> _Problem to solve_
Every entry below should be returned exactly as it appears, with pictures left out.

[Opening Data supplied section]

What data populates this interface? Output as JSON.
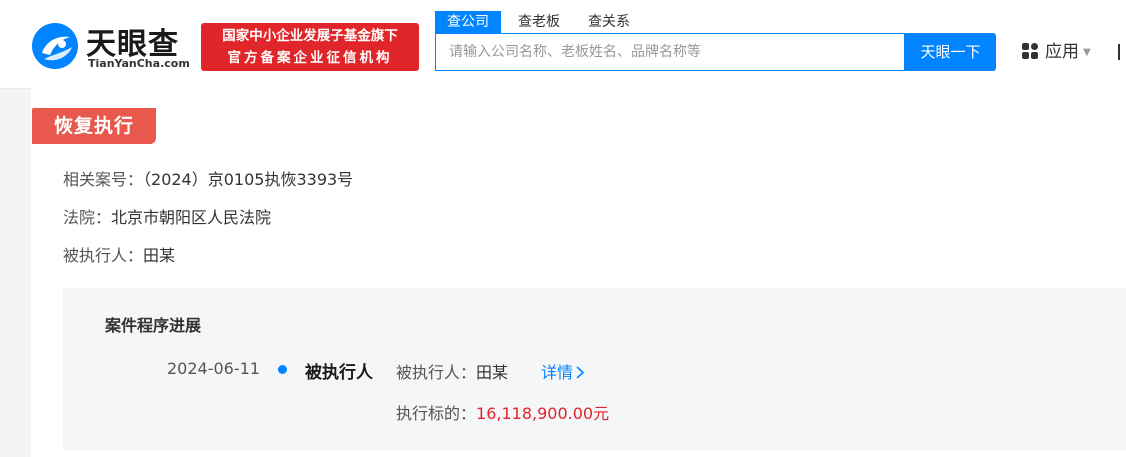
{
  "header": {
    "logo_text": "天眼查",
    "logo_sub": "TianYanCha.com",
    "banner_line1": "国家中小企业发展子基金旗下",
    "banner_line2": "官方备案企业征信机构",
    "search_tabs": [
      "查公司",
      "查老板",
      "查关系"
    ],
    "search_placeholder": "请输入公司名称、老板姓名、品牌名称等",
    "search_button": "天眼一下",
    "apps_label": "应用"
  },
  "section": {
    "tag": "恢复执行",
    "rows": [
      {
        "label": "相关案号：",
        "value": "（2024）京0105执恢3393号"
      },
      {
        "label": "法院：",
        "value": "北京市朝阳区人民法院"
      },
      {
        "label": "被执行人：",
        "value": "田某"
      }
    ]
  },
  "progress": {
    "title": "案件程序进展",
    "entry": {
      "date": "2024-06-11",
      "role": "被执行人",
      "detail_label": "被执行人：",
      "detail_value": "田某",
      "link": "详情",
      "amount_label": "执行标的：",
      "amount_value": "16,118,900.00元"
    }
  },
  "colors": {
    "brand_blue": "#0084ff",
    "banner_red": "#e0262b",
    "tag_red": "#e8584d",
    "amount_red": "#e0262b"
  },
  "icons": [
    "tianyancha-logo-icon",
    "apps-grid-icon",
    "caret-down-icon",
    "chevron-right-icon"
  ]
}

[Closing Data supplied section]

> _Exercise result_
What data populates this interface? Output as JSON.
{
  "header": {
    "logo_text": "天眼查",
    "logo_sub": "TianYanCha.com",
    "banner_line1": "国家中小企业发展子基金旗下",
    "banner_line2": "官方备案企业征信机构",
    "search_tabs": [
      "查公司",
      "查老板",
      "查关系"
    ],
    "search_placeholder": "请输入公司名称、老板姓名、品牌名称等",
    "search_button": "天眼一下",
    "apps_label": "应用"
  },
  "section": {
    "tag": "恢复执行",
    "rows": [
      {
        "label": "相关案号：",
        "value": "（2024）京0105执恢3393号"
      },
      {
        "label": "法院：",
        "value": "北京市朝阳区人民法院"
      },
      {
        "label": "被执行人：",
        "value": "田某"
      }
    ]
  },
  "progress": {
    "title": "案件程序进展",
    "entry": {
      "date": "2024-06-11",
      "role": "被执行人",
      "detail_label": "被执行人：",
      "detail_value": "田某",
      "link": "详情",
      "amount_label": "执行标的：",
      "amount_value": "16,118,900.00元"
    }
  },
  "colors": {
    "brand_blue": "#0084ff",
    "banner_red": "#e0262b",
    "tag_red": "#e8584d",
    "amount_red": "#e0262b"
  },
  "icons": [
    "tianyancha-logo-icon",
    "apps-grid-icon",
    "caret-down-icon",
    "chevron-right-icon"
  ]
}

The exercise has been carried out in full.